  12. I like this kind of thing. The only drawback I see is that it focuses attention on one of the more "magical" aspects of a setting, and that might reduce the feeling of realism. But that may not be a big deal in some games.

    This might be inspirational:

  13. Makes me think of the West End board game "Web and Starship" by Greg Costikyan. From the Encylopedia of Science Fiction:

    "The Pereen can travel between stars by means of an instantaneous "Web", but must use slower than light probes to add new planets to the network, while the Gwynhyfarr use faster than light ships, which are too small to move large amounts of material from one star to another."

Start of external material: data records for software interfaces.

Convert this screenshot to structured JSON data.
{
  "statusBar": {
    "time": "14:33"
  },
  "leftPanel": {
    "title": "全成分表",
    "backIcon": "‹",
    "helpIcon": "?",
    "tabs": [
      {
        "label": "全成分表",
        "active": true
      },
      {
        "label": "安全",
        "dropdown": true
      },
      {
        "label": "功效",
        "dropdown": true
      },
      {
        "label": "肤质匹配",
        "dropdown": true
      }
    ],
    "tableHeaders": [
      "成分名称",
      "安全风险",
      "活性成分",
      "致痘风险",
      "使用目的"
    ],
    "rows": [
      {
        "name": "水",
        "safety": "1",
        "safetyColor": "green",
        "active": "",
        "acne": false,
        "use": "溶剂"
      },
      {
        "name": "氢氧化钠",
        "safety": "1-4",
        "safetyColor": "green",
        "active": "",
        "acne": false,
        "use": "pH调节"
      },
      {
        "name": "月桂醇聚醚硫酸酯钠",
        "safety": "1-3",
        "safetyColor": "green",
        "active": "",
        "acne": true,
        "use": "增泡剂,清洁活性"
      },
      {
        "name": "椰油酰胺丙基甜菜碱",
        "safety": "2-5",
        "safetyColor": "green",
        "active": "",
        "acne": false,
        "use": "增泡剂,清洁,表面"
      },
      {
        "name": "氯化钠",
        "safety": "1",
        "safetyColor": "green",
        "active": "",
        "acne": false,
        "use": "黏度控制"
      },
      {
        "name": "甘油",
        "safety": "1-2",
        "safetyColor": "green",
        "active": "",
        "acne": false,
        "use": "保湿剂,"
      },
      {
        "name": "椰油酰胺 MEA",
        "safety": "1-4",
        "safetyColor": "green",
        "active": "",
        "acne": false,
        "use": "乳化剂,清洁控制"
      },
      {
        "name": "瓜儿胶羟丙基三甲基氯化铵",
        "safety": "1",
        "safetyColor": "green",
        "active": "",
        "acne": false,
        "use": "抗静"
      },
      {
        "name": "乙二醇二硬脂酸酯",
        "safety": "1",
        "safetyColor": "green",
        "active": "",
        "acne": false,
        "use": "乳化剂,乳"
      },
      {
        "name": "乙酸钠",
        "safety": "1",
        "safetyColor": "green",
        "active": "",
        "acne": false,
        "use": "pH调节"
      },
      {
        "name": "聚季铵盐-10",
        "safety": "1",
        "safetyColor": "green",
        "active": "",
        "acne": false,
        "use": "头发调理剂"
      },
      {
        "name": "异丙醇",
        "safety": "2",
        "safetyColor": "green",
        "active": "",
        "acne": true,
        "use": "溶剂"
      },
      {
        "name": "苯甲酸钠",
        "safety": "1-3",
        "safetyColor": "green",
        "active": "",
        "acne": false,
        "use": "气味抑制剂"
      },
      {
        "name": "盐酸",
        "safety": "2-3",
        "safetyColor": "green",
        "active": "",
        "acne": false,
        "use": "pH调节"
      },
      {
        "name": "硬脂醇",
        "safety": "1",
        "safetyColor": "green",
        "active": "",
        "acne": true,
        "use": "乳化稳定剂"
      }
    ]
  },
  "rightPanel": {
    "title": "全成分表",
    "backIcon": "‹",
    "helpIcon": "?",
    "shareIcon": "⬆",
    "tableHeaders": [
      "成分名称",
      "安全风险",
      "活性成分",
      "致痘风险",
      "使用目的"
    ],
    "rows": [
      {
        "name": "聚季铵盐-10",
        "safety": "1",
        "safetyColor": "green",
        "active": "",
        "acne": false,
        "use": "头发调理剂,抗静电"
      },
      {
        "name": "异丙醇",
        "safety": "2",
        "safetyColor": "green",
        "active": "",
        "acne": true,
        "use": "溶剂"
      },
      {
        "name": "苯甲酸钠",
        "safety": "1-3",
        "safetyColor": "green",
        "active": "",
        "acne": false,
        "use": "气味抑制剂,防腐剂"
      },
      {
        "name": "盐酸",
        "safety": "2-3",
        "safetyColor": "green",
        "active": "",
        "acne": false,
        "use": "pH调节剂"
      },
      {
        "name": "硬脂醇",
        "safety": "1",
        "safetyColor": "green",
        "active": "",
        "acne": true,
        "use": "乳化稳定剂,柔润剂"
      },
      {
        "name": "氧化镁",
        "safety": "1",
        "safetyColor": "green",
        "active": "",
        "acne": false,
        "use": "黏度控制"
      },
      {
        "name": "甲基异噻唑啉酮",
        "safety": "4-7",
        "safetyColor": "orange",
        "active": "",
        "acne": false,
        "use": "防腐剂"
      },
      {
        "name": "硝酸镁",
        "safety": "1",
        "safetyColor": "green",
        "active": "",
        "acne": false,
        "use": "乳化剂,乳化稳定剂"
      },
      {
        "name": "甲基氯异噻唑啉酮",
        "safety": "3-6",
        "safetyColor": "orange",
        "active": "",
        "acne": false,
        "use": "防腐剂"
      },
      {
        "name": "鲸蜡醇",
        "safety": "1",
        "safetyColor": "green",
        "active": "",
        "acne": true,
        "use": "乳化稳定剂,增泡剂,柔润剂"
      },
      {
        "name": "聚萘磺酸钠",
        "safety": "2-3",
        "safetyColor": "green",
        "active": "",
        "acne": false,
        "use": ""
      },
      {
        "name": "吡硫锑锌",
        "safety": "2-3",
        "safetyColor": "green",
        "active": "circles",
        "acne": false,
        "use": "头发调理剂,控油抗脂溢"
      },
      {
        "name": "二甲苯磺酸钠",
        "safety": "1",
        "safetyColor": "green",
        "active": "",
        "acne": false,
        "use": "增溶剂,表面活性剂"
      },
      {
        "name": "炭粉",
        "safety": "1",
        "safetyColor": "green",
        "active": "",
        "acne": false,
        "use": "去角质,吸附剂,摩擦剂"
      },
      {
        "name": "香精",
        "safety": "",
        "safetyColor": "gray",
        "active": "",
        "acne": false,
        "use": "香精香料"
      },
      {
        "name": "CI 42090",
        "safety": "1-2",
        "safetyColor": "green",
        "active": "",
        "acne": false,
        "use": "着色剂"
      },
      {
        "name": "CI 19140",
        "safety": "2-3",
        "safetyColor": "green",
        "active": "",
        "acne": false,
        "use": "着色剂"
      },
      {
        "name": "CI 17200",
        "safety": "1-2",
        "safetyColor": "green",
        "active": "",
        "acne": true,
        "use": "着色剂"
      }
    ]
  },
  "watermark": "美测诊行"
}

    The Earth starts off between both empires with inferior forms of both technologies.

  14. @Chris... while FTL may be (OK, is) "magical" in that every version of it is some kind of handwaving, seriously thinking about the social, military, economic, etc, consequences of how it works is anything but, and is the kind of worldbuilding you need to make a believable setting. It's like thinking about how magic can be industrialized, and, if you don't want it to be, how you change the rules to stop it.

  15. To elaborate on what Jeff said, the <a href="'>GURPS Uplift</a> book details the various kinds of drives available in the Uplift setting. I don't remember all the details now, but there was one that was very fast, but very dangerous. You were essentially traveling through the realm of thought constructs, and you navigator had to risk insanity to travel that way.